Superintendents from Elizabethtown Independent Schools, Hardin County Schools and West Point Independent Schools met Tuesday night with the League of Women Voters at the Brown-Pusey House to discuss the impact of state and federal budgets on local school districts. Each spoke of the “juggling act” that preparing a district budget can be and ways they’ve made it work.
EIS Superintendent Gary French said his district’s budget broke down into about 62 percent state funding, 24 percent local funding and about 10 percent federal funding.
The largest portion of EIS’ federal funding goes to low-income students and students with disabilities, which was true of Hardin County Schools and West Point Independent Schools as well.
HCS Superintendent Nannette Johnston said the largest impact on the budgeting process has been a lack of state funding. School districts last school year didn’t receive the full amount of their Support Education Excellence in Kentucky money, which for HCS was about $1.2 million.
Textbooks also haven’t been funded in the past few years, Johnston said.
Money struggles have been a constant since Johnston started her superintendency in 2007.
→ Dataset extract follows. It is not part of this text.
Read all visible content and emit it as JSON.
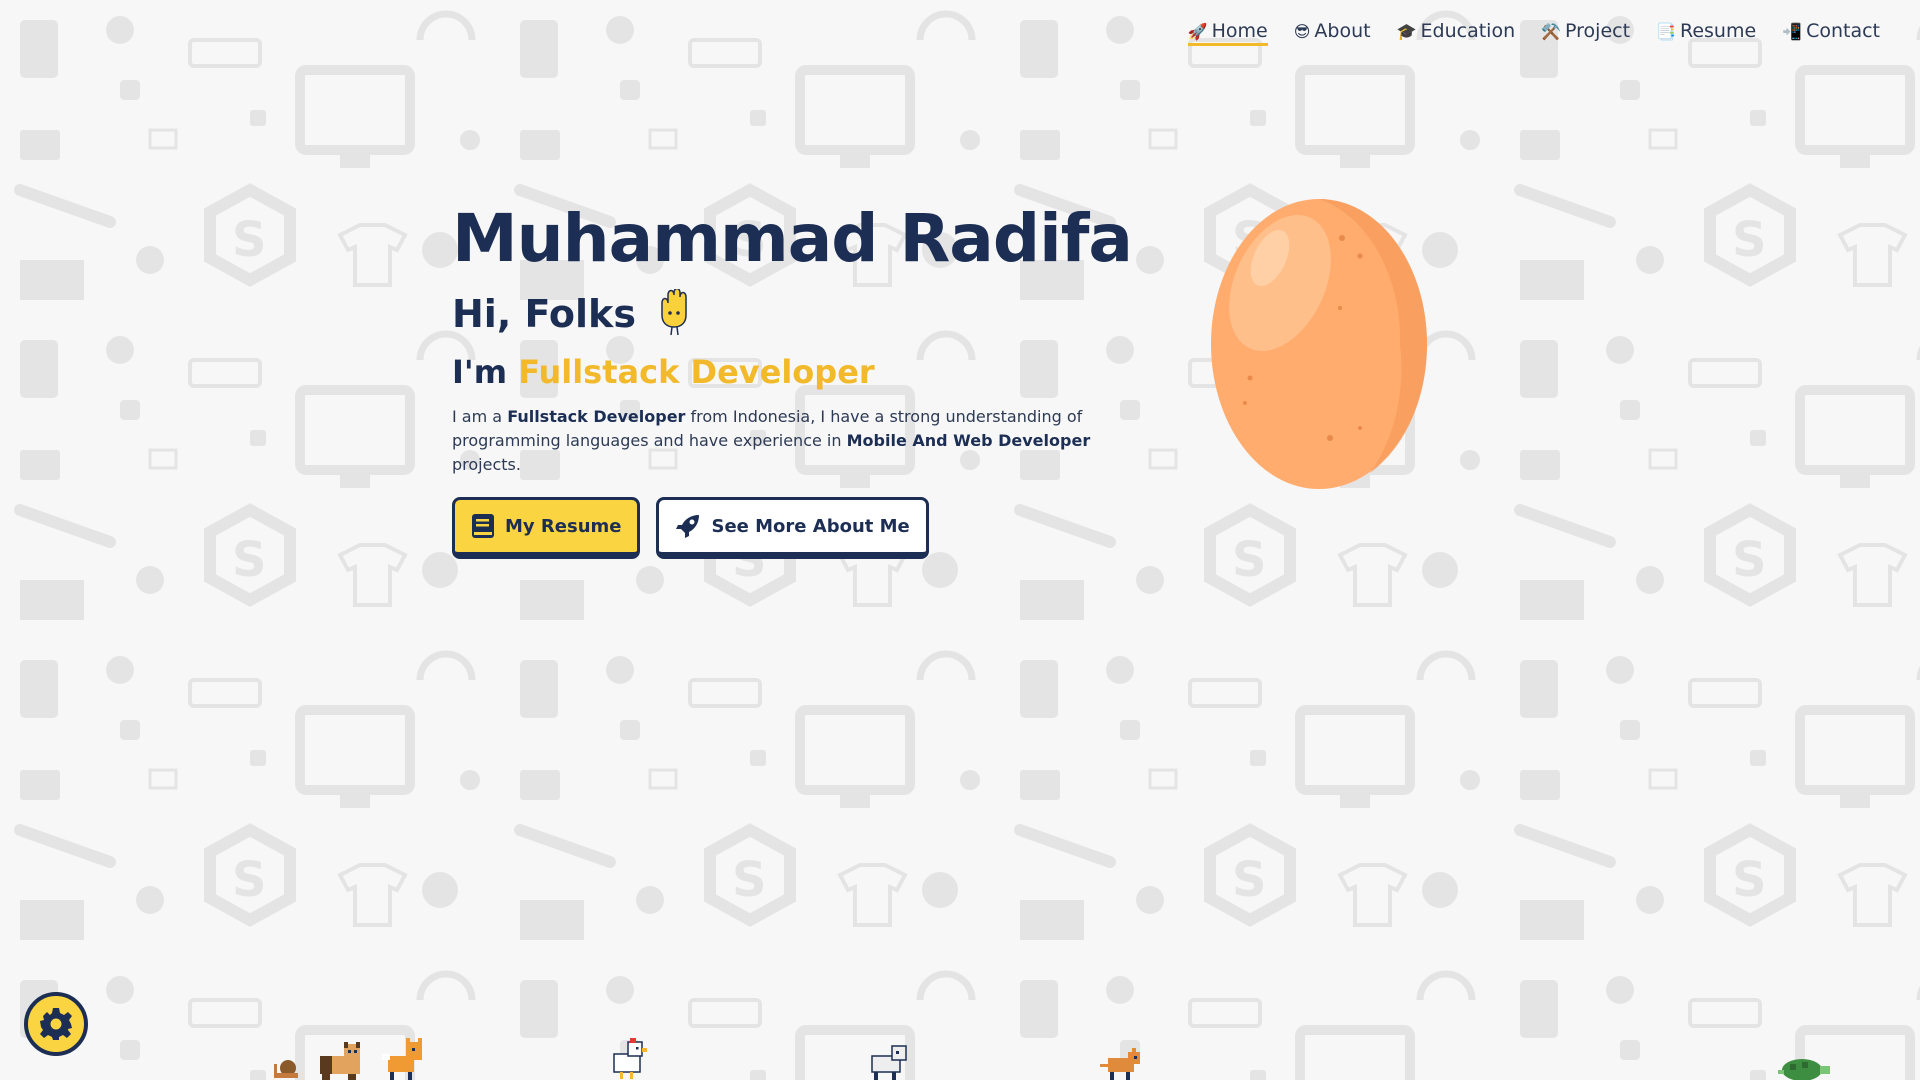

“Every year we have had a budget challenge,” she said.
For West Point, the district never has fully recovered from the 1997 flood, said Superintendent Pamela Stephens, as it caused about 40 percent of its student population to move out of the district.
The district also has a high low-income population, sitting at about 80 percent, Stephens said.
She said for her district to pay for initiatives such as new technology and preschool, it turned to fundraising events a few years ago, such as bingo. She said the district since has stopped doing that.
The district also has a very high tax rate, but Stephens said the community is committed to educating its students.
Kelly Cantrall can be reached at (270) 505-1747 or email@example.com.